__Problem__
Please reproduce the entries exactly, skipping each picture.

(Excerpts from an interface dataset)
####################
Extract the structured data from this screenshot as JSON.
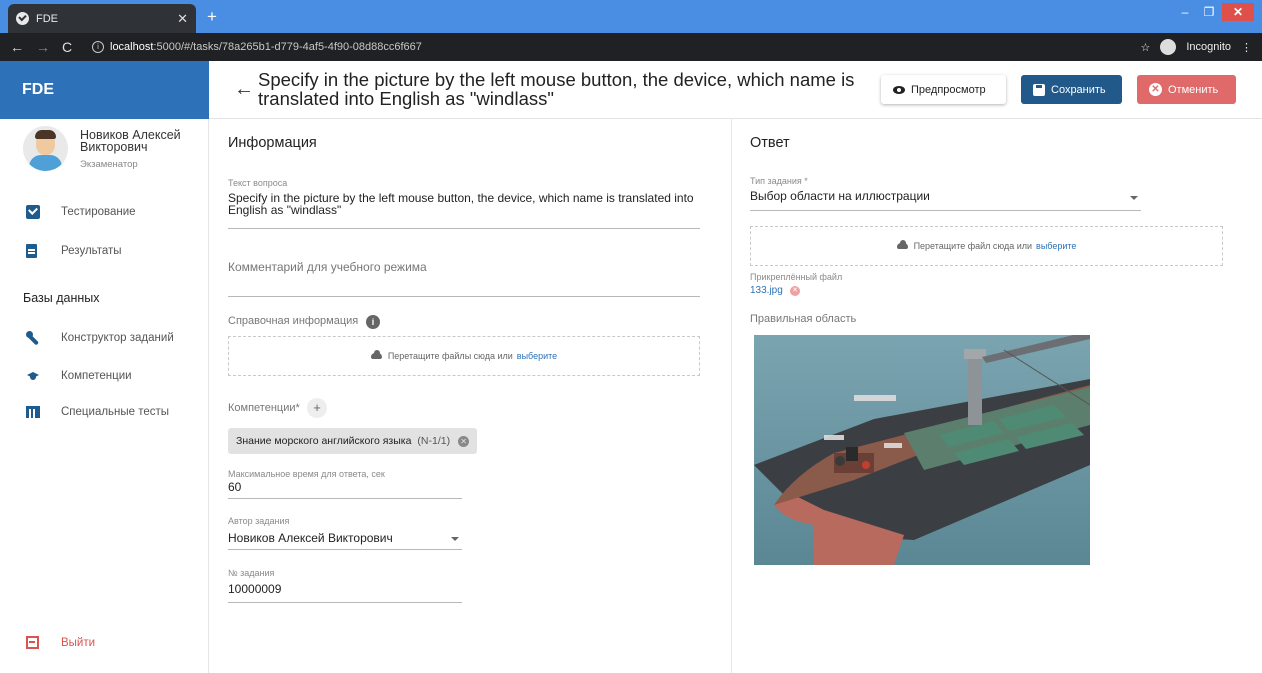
{
  "browser": {
    "tab_title": "FDE",
    "url_host": "localhost",
    "url_rest": ":5000/#/tasks/78a265b1-d779-4af5-4f90-08d88cc6f667",
    "incognito_label": "Incognito"
  },
  "app": {
    "brand": "FDE",
    "page_title": "Specify in the picture by the left mouse button, the device, which name is translated into English as \"windlass\"",
    "buttons": {
      "preview": "Предпросмотр",
      "save": "Сохранить",
      "cancel": "Отменить"
    }
  },
  "sidebar": {
    "user_name": "Новиков Алексей Викторович",
    "user_role": "Экзаменатор",
    "items": [
      {
        "label": "Тестирование"
      },
      {
        "label": "Результаты"
      }
    ],
    "db_section": "Базы данных",
    "db_items": [
      {
        "label": "Конструктор заданий"
      },
      {
        "label": "Компетенции"
      },
      {
        "label": "Специальные тесты"
      }
    ],
    "logout": "Выйти"
  },
  "info": {
    "title": "Информация",
    "question_label": "Текст вопроса",
    "question_text": "Specify in the picture by the left mouse button, the device, which name is translated into English as \"windlass\"",
    "comment_placeholder": "Комментарий для учебного режима",
    "reference_label": "Справочная информация",
    "reference_drop_text": "Перетащите файлы сюда или",
    "reference_drop_link": "выберите",
    "competence_label": "Компетенции*",
    "competence_chip": "Знание морского английского языка",
    "competence_code": "(N-1/1)",
    "max_time_label": "Максимальное время для ответа, сек",
    "max_time_value": "60",
    "author_label": "Автор задания",
    "author_value": "Новиков Алексей Викторович",
    "task_no_label": "№ задания",
    "task_no_value": "10000009"
  },
  "answer": {
    "title": "Ответ",
    "type_label": "Тип задания *",
    "type_value": "Выбор области на иллюстрации",
    "drop_text": "Перетащите файл сюда или",
    "drop_link": "выберите",
    "attached_label": "Прикреплённый файл",
    "attached_file": "133.jpg",
    "area_label": "Правильная область"
  }
}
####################
__Answer box__
Extract the structured data from this screenshot as JSON.
{
  "browser": {
    "tab_title": "FDE",
    "url_host": "localhost",
    "url_rest": ":5000/#/tasks/78a265b1-d779-4af5-4f90-08d88cc6f667",
    "incognito_label": "Incognito"
  },
  "app": {
    "brand": "FDE",
    "page_title": "Specify in the picture by the left mouse button, the device, which name is translated into English as \"windlass\"",
    "buttons": {
      "preview": "Предпросмотр",
      "save": "Сохранить",
      "cancel": "Отменить"
    }
  },
  "sidebar": {
    "user_name": "Новиков Алексей Викторович",
    "user_role": "Экзаменатор",
    "items": [
      {
        "label": "Тестирование"
      },
      {
        "label": "Результаты"
      }
    ],
    "db_section": "Базы данных",
    "db_items": [
      {
        "label": "Конструктор заданий"
      },
      {
        "label": "Компетенции"
      },
      {
        "label": "Специальные тесты"
      }
    ],
    "logout": "Выйти"
  },
  "info": {
    "title": "Информация",
    "question_label": "Текст вопроса",
    "question_text": "Specify in the picture by the left mouse button, the device, which name is translated into English as \"windlass\"",
    "comment_placeholder": "Комментарий для учебного режима",
    "reference_label": "Справочная информация",
    "reference_drop_text": "Перетащите файлы сюда или",
    "reference_drop_link": "выберите",
    "competence_label": "Компетенции*",
    "competence_chip": "Знание морского английского языка",
    "competence_code": "(N-1/1)",
    "max_time_label": "Максимальное время для ответа, сек",
    "max_time_value": "60",
    "author_label": "Автор задания",
    "author_value": "Новиков Алексей Викторович",
    "task_no_label": "№ задания",
    "task_no_value": "10000009"
  },
  "answer": {
    "title": "Ответ",
    "type_label": "Тип задания *",
    "type_value": "Выбор области на иллюстрации",
    "drop_text": "Перетащите файл сюда или",
    "drop_link": "выберите",
    "attached_label": "Прикреплённый файл",
    "attached_file": "133.jpg",
    "area_label": "Правильная область"
  }
}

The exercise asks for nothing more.